* [ACTIVITY]: Output the records in full, exactly as given.

***

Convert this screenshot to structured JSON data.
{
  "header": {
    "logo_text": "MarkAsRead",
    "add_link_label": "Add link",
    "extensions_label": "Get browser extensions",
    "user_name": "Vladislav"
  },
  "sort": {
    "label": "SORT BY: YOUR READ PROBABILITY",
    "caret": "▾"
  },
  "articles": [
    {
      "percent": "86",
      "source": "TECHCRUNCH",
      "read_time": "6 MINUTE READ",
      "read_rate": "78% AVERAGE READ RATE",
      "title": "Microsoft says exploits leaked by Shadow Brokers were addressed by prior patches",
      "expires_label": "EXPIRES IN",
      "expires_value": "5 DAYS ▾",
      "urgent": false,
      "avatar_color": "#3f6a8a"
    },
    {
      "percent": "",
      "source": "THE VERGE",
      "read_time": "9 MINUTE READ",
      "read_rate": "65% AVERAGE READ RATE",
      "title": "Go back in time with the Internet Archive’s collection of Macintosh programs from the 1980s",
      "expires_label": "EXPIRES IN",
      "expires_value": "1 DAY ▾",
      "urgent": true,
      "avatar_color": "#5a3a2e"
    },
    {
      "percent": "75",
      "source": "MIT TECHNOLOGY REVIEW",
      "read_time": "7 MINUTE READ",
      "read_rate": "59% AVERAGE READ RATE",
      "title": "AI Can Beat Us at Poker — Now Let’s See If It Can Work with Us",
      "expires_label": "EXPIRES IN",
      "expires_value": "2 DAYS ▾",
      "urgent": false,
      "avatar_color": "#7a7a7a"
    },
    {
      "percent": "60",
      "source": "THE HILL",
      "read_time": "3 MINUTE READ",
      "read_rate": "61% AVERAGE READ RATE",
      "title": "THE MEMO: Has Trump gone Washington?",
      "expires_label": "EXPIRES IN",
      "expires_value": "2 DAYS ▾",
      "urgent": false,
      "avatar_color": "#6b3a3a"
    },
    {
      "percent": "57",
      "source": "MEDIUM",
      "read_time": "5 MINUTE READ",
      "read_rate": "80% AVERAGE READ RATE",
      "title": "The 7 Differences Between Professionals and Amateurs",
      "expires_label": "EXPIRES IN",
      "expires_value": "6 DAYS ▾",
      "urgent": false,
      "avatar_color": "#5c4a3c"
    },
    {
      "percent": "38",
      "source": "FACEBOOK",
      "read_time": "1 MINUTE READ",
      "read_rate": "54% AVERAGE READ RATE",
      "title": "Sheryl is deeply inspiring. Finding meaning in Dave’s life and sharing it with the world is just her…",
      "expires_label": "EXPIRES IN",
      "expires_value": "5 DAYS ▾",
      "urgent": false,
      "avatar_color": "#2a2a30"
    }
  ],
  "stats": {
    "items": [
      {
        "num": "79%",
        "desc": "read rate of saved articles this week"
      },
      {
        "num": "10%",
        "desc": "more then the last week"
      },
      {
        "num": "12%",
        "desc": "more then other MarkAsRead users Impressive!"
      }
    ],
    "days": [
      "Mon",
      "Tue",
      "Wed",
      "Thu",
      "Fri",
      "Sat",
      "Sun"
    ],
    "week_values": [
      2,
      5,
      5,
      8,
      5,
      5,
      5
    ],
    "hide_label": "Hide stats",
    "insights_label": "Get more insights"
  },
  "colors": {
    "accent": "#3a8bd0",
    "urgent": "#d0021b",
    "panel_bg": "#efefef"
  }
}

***

* [ANSWER TO THIS TASK]:
Convert this screenshot to structured JSON data.
{
  "header": {
    "logo_text": "MarkAsRead",
    "add_link_label": "Add link",
    "extensions_label": "Get browser extensions",
    "user_name": "Vladislav"
  },
  "sort": {
    "label": "SORT BY: YOUR READ PROBABILITY",
    "caret": "▾"
  },
  "articles": [
    {
      "percent": "86",
      "source": "TECHCRUNCH",
      "read_time": "6 MINUTE READ",
      "read_rate": "78% AVERAGE READ RATE",
      "title": "Microsoft says exploits leaked by Shadow Brokers were addressed by prior patches",
      "expires_label": "EXPIRES IN",
      "expires_value": "5 DAYS ▾",
      "urgent": false,
      "avatar_color": "#3f6a8a"
    },
    {
      "percent": "",
      "source": "THE VERGE",
      "read_time": "9 MINUTE READ",
      "read_rate": "65% AVERAGE READ RATE",
      "title": "Go back in time with the Internet Archive’s collection of Macintosh programs from the 1980s",
      "expires_label": "EXPIRES IN",
      "expires_value": "1 DAY ▾",
      "urgent": true,
      "avatar_color": "#5a3a2e"
    },
    {
      "percent": "75",
      "source": "MIT TECHNOLOGY REVIEW",
      "read_time": "7 MINUTE READ",
      "read_rate": "59% AVERAGE READ RATE",
      "title": "AI Can Beat Us at Poker — Now Let’s See If It Can Work with Us",
      "expires_label": "EXPIRES IN",
      "expires_value": "2 DAYS ▾",
      "urgent": false,
      "avatar_color": "#7a7a7a"
    },
    {
      "percent": "60",
      "source": "THE HILL",
      "read_time": "3 MINUTE READ",
      "read_rate": "61% AVERAGE READ RATE",
      "title": "THE MEMO: Has Trump gone Washington?",
      "expires_label": "EXPIRES IN",
      "expires_value": "2 DAYS ▾",
      "urgent": false,
      "avatar_color": "#6b3a3a"
    },
    {
      "percent": "57",
      "source": "MEDIUM",
      "read_time": "5 MINUTE READ",
      "read_rate": "80% AVERAGE READ RATE",
      "title": "The 7 Differences Between Professionals and Amateurs",
      "expires_label": "EXPIRES IN",
      "expires_value": "6 DAYS ▾",
      "urgent": false,
      "avatar_color": "#5c4a3c"
    },
    {
      "percent": "38",
      "source": "FACEBOOK",
      "read_time": "1 MINUTE READ",
      "read_rate": "54% AVERAGE READ RATE",
      "title": "Sheryl is deeply inspiring. Finding meaning in Dave’s life and sharing it with the world is just her…",
      "expires_label": "EXPIRES IN",
      "expires_value": "5 DAYS ▾",
      "urgent": false,
      "avatar_color": "#2a2a30"
    }
  ],
  "stats": {
    "items": [
      {
        "num": "79%",
        "desc": "read rate of saved articles this week"
      },
      {
        "num": "10%",
        "desc": "more then the last week"
      },
      {
        "num": "12%",
        "desc": "more then other MarkAsRead users Impressive!"
      }
    ],
    "days": [
      "Mon",
      "Tue",
      "Wed",
      "Thu",
      "Fri",
      "Sat",
      "Sun"
    ],
    "week_values": [
      2,
      5,
      5,
      8,
      5,
      5,
      5
    ],
    "hide_label": "Hide stats",
    "insights_label": "Get more insights"
  },
  "colors": {
    "accent": "#3a8bd0",
    "urgent": "#d0021b",
    "panel_bg": "#efefef"
  }
}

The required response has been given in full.